  14. *** “The Shattered Stars – Breach of Contract” by Vance Huxley

Fiction – Literary Fiction/Other/Comedy

  1. ***** “Love, Life and Logic” by Uday Mukerji
  2. **** “The Resurrection of Frédéric Debreu” by Alex Marsh
  3. **** “Random Word Stories: Volume 1” by Eli Goldfarb
  4. ***1/2 “Fractured Angel” by Ken Williams

Fiction – Children

  1. ***** “Minkie Monster Saves Christmas” by Ceri Clark
  2. **** “An Unlikely Friendship” by Jasmine Fogwell

Non-Fiction – Memoirs/Biographies

  1. ***** “No Problem Mr Walt” by Walt Hackman
  2. **** “A Street Cat Named Bob” by James Bowen

Non-Fiction – True Crime

  1. **** “All Fall Down” by Matthew Condon
  2. *** “Anita Cobby The Crime That Shocked The Nation” By Alan J. Whiticker
  3. *** “Derek Percy: Australian Psycho” by Alan Whiticker

Non-Fiction – Reference

  1. ***** “On Writing: A Memoir of the Craft” by Stephen King
  2. **** “Courtyard Kitchen” by Natalie Boog
  3. ****1/2 “Essential Horror Movies: Matinee Monsters to Cult Classics” by Michael Mallory
  4. ****1/2 “Hidden Histories – Herbs” by Kim Hurst
  5. ****1/2 “The Greatest Books You’ll Never Read: Unpublished masterpieces by the world’s greatest writers” by Professor Bernard Richards
  6. ****1/2 “Theory Of Irony: How Jesus Led to Moon Golf” by Erik Von Norden
  7. ****1/2 “Seven Flowers and How They Shaped Our World” by Jennifer Potter
  8. **** “1001 TV Series you must watch before you die” by Paul Condon and Steve Moffat
  9. **** “Trumped – Beyond Politically Correct ” by Peter Davidson
  10. **** “The Wisdom of Bees” by Erik Berrevoets
  11. **** “Australia’s best Garden Guides: Climbers and Creepers” by Allen Gilbert
  12. ***1/2 “John Hughes: A Life in Film” by Kirk Honeycutt
  13. *** “Whistler’s Mother” by NGV Press

Non-Fiction – Self Help/Instructional/Reference

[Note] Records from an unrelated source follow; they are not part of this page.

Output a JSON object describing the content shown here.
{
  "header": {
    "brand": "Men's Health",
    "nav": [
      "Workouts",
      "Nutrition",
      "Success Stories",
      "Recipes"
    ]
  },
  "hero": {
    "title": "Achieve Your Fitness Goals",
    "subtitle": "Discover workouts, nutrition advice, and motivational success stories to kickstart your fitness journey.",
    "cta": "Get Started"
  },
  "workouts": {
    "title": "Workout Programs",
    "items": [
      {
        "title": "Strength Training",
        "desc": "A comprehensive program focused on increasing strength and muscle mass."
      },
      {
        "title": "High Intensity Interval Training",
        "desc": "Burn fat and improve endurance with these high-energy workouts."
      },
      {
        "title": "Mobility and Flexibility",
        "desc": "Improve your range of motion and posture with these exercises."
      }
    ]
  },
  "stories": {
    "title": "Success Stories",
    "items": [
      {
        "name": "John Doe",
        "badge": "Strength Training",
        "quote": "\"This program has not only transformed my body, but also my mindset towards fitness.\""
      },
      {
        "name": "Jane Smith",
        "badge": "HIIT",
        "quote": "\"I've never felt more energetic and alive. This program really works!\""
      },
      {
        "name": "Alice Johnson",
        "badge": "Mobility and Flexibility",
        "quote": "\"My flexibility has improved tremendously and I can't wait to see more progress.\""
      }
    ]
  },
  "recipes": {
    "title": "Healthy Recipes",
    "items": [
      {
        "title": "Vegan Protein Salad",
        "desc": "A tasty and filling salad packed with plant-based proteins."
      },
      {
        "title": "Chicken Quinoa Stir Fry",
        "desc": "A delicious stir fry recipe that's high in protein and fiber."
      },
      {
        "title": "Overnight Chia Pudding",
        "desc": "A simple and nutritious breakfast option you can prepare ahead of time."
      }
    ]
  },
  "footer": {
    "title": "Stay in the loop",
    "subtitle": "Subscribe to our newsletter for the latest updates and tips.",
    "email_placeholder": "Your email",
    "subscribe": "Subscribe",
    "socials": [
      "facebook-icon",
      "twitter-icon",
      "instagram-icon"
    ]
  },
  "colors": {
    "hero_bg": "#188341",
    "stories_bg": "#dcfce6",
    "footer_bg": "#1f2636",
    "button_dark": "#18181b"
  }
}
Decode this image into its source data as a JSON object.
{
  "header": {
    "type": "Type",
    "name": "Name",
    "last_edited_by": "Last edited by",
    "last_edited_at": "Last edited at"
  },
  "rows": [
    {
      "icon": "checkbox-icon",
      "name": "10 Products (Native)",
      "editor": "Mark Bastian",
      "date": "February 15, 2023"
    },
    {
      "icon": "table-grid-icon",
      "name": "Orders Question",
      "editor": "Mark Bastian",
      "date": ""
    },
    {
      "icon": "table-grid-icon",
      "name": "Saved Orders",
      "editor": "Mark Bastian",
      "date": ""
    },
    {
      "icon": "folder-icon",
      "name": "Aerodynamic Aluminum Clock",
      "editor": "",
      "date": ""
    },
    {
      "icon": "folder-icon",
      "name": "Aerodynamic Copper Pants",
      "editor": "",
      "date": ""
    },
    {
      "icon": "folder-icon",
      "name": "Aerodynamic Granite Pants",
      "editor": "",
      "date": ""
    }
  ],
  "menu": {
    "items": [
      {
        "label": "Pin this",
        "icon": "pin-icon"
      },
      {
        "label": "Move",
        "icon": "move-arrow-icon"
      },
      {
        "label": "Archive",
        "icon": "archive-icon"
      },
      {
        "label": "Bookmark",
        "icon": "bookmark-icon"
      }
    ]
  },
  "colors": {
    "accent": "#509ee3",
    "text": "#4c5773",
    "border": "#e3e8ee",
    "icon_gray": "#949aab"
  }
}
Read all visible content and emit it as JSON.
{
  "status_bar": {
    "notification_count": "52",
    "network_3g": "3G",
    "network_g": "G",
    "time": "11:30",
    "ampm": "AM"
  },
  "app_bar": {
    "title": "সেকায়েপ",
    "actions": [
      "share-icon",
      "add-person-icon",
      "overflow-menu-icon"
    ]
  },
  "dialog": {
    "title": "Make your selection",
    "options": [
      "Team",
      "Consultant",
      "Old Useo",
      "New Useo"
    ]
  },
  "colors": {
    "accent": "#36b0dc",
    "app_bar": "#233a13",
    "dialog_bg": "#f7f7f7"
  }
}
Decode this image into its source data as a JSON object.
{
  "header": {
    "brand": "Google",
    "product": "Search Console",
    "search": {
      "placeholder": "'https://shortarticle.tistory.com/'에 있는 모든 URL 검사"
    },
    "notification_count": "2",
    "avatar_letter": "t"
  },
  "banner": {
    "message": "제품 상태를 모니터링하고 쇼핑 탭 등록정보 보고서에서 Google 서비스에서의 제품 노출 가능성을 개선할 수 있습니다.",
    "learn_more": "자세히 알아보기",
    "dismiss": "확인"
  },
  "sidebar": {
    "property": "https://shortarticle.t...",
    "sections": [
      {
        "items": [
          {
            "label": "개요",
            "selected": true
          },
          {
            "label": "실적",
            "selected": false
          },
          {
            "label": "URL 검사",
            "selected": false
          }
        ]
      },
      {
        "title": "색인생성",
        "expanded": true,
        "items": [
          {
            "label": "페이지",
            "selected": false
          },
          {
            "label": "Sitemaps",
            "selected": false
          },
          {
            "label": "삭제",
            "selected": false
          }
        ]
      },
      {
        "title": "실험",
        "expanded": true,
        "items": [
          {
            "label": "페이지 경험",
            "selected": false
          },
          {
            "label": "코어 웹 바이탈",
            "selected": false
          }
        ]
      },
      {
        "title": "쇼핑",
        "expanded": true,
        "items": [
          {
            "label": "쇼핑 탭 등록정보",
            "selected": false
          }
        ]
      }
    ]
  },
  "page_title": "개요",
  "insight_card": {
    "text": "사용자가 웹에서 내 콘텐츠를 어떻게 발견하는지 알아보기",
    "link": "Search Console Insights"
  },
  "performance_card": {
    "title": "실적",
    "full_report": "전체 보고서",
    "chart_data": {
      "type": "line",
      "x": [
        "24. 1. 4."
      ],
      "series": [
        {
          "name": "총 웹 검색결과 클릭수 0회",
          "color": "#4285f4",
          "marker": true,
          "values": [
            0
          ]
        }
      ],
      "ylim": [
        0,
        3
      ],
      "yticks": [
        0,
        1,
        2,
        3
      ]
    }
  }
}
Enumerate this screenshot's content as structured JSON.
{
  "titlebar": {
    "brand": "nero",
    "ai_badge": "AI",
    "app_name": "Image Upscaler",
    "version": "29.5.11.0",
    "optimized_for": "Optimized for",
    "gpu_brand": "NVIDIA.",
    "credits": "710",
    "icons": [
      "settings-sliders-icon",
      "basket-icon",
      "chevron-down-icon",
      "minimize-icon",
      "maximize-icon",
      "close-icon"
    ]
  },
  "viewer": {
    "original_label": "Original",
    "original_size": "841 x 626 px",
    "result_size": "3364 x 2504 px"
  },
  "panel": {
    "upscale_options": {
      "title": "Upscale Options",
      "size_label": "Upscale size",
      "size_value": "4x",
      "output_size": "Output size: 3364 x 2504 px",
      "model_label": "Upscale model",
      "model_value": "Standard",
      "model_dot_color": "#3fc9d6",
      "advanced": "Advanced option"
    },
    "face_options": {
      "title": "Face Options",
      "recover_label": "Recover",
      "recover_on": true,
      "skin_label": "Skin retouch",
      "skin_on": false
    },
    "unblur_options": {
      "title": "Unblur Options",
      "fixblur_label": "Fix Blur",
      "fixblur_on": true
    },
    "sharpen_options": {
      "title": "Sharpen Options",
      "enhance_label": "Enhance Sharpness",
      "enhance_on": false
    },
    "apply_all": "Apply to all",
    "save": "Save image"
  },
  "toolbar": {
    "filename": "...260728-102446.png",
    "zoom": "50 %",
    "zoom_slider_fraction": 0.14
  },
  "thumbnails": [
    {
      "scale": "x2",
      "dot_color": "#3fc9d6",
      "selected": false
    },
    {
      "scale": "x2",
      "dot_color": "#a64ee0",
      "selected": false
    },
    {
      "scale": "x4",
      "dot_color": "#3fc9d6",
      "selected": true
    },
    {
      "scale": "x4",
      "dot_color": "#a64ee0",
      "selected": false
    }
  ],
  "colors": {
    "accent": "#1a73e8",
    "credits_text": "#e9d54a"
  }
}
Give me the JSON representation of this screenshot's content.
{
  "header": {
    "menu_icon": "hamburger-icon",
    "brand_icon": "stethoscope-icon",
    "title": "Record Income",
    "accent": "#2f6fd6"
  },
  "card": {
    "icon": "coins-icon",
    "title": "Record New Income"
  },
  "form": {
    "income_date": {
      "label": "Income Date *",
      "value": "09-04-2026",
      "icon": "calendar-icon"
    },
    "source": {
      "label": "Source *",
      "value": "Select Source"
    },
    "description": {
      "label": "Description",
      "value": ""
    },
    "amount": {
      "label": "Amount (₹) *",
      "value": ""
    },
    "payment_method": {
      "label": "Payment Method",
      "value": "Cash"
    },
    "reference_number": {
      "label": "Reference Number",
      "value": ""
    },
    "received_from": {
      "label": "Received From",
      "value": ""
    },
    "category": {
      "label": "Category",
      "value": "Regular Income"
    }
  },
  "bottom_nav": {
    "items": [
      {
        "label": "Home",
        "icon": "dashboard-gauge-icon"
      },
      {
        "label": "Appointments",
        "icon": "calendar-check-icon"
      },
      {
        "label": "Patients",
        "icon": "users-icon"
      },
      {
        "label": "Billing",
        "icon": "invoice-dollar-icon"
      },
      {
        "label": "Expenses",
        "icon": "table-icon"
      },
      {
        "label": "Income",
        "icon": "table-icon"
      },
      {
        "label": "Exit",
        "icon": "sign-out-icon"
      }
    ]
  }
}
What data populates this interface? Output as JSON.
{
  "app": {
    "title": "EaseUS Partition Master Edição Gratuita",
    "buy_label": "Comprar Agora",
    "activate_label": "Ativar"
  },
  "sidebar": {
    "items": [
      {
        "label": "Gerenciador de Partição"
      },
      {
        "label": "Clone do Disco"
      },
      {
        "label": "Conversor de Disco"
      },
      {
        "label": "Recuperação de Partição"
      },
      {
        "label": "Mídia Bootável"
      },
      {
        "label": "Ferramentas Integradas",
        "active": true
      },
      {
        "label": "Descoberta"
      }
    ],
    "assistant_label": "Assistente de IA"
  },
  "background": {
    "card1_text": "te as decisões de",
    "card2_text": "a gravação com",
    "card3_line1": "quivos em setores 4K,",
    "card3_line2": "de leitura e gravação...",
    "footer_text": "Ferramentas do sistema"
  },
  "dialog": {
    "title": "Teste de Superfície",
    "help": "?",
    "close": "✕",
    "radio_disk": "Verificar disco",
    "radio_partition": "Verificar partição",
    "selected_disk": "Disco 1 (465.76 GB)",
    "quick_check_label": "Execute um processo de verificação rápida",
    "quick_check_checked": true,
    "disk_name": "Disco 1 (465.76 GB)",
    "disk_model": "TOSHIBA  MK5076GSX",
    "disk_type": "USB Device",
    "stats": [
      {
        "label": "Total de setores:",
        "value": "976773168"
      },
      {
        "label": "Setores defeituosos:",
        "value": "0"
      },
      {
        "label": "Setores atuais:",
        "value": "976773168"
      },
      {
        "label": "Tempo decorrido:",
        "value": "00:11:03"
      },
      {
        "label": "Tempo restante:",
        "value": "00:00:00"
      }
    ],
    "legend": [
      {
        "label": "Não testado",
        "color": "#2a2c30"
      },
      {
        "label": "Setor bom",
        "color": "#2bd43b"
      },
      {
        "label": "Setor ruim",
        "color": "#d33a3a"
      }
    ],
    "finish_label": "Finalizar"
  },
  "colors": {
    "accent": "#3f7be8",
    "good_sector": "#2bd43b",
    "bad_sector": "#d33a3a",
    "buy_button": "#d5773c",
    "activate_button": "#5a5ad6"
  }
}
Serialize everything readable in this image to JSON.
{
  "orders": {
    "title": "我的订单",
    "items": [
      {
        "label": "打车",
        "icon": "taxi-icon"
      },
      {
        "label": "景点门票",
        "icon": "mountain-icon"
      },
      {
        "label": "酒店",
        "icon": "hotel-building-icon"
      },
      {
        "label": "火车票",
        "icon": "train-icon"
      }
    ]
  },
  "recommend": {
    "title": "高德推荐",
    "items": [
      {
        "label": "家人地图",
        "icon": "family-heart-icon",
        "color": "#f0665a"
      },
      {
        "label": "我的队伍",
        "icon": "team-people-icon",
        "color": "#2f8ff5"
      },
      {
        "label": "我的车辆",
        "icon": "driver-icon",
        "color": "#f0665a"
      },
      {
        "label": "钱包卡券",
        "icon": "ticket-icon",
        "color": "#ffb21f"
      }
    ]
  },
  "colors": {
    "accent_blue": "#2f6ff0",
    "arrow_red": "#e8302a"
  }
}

  1. ****1/2 “The Vintage Tea Party Book” by Angel Adoree
  2. **** “Return to Your Senses: Save yourself before technology kills you” by Ronald D Eastman II
  3. **** “The Two Week wait Challenge” by Lindsay Fischer
  4. **** “Anyone can get an A+: How to Beat Procrastination, Reduce Stress and Improve Your Grades” by Geetanjali Mukherjee
  5. **** “fearLESS: How to Conquer Your Fear, Stop Playing Small, and Start Living an Extraordinary Life You Love” by Nathalie Thompson

Non-Fiction – Travel Guides/Reference

  1. ***** “Top 10 Prague” (Eyewitness Top 10 Travel Guide) by Theodore Schwinke
  2. ***** “Top 10 Berlin” (Eyewitness Top 10 Travel Guide) by DK
  3. **** “Los Angeles: A Portrait of a City” by Jim Heimann
  4. ***1/2 “Vienna: Architecture & Art” by Tobias Kunz
  5. ***1/2 Marco Polo Spiral Guide – Perfect Days in Prague
  6. ***1/2 “New Zealand North Island” by Darroch Donald
  7. *** “Berlin” by CitiX